You've no doubt heard the news by now: Facebook has agreed a $19bn deal to buy out hugely popular messaging surface Whatsapp.
But what does the deal – comprising $16bn in cash in $3bn in Facebook stocks – mean for the everyday user of both services? The answer, for now at least, is not much.
Whatsapp has grown rapidly over the past few years to become the most popular chat application on the mobile web with around 450m users. Its popularity is largely down to the fact that it's avoided tacking on the kind of add-ons and gimmicks that have made Facebook unacceptably bloated for many users.
It's all about the chat, in other words, and users are charged a nominal $1 a year subscription fee, a small price to pay for a chat service that's totally eclipsed good old text messaging for a large part of that 450m user base.
However, with Facebook set to take over the reins, should we be concerned that Whatsapp's days of chat without the bloat are numbered?
Surprisingly, it seems not – or at least not in the short term. Facebook says it will leave its latest trinket to do its own thing, and is more interested in growing user numbers than making a quick buck.
While Facebook is obviously massively popular around the globe, Facebook Messenger is less so, and some of the markets where it's been the least successful – Europe, Latin America and India – are exactly where Whatsapp is the strongest.
By bringing Whatsapp under its umbrella to join the likes of Instagram, Facebook is taking another step forward towards realising the kind of self-contained ecosystem that has turned Google into such a massive force in the digital world.
It's not there yet, obviously, but that's clearly what it's looking to build. And even if Whatsapp remains ad-free and cheap or free to use, Facebook can still make plenty of money from incorporating user data into its database, thereby giving advertisers a clearer target for their marketing efforts on Facebook itself.

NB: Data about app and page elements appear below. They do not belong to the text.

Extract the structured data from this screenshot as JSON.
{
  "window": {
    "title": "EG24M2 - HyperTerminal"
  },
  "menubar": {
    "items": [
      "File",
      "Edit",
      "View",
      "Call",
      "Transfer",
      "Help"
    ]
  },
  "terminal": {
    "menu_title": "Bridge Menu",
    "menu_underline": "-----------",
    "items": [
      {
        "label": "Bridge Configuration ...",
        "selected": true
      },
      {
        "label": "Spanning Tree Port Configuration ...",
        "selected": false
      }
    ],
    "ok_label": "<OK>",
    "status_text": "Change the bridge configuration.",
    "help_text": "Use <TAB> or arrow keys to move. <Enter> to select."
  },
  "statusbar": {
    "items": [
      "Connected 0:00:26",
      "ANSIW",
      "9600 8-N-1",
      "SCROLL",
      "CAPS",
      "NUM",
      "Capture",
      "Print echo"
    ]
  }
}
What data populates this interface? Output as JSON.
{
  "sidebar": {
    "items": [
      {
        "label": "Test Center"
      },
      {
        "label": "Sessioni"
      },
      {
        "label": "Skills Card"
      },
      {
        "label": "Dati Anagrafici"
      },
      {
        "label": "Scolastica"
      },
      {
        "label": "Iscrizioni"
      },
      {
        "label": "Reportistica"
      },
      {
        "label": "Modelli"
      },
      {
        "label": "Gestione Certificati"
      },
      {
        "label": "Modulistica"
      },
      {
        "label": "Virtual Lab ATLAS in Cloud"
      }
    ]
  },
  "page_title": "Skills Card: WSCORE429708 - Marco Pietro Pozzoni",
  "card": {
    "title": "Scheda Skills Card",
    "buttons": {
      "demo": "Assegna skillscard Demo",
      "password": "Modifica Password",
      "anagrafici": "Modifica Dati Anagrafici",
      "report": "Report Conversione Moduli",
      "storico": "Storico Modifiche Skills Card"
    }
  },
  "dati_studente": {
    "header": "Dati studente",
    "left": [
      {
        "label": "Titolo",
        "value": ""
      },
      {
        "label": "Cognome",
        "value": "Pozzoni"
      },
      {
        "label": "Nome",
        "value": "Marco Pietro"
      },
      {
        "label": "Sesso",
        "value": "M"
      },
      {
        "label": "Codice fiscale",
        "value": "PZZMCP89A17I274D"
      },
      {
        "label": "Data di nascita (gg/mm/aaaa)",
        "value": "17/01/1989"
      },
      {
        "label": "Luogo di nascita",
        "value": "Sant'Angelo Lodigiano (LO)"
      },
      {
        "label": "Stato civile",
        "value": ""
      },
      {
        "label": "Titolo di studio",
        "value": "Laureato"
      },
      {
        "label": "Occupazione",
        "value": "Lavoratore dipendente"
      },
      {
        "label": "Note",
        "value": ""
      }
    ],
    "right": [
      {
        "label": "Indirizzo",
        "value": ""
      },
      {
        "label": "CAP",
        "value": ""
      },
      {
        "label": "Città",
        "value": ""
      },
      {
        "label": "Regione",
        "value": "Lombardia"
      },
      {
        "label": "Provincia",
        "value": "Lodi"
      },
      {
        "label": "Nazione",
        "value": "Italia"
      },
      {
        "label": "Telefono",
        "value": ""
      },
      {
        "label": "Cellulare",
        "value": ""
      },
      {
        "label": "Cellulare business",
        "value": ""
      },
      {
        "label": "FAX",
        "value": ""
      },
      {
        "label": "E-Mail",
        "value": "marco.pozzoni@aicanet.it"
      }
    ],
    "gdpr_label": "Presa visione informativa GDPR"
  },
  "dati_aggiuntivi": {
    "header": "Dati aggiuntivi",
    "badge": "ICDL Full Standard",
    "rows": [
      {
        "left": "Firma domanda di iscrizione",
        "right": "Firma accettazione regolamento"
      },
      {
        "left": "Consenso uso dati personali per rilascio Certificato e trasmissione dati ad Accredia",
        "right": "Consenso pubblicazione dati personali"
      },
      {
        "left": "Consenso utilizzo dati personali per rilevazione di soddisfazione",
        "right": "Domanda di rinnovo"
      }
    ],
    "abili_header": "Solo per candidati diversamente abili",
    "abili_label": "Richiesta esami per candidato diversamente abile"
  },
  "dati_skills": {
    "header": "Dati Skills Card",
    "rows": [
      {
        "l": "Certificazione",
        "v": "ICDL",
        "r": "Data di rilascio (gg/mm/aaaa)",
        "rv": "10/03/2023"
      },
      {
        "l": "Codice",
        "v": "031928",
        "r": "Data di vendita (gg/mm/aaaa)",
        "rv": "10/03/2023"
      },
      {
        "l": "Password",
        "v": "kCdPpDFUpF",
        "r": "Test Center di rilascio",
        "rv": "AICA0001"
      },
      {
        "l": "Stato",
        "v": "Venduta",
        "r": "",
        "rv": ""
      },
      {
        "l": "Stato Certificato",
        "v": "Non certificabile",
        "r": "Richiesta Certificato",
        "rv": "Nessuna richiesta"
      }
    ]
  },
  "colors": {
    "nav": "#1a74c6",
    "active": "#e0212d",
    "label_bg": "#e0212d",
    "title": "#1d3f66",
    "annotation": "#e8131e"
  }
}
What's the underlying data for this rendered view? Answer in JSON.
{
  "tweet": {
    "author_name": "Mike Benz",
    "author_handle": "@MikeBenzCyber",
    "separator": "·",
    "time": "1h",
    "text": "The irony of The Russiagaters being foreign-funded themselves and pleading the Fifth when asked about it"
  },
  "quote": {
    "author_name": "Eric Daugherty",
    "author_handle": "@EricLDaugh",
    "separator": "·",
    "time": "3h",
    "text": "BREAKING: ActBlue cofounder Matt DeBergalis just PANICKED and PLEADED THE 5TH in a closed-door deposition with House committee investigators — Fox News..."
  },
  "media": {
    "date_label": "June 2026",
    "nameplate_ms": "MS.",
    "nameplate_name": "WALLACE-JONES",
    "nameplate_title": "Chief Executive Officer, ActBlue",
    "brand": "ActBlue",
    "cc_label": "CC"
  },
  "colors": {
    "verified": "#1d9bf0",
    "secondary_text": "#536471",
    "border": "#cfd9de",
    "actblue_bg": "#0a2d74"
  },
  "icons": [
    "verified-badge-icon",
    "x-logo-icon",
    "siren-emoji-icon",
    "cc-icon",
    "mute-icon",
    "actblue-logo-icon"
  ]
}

So while a $19bn price tag seems huge considering the relatively modest income Whatsapp generates, this is about empire-building, about matching the likes of Google, Amazon, Apple and Microsoft in a high-stakes technology land-grab where it's about what you own, not how much you paid for it.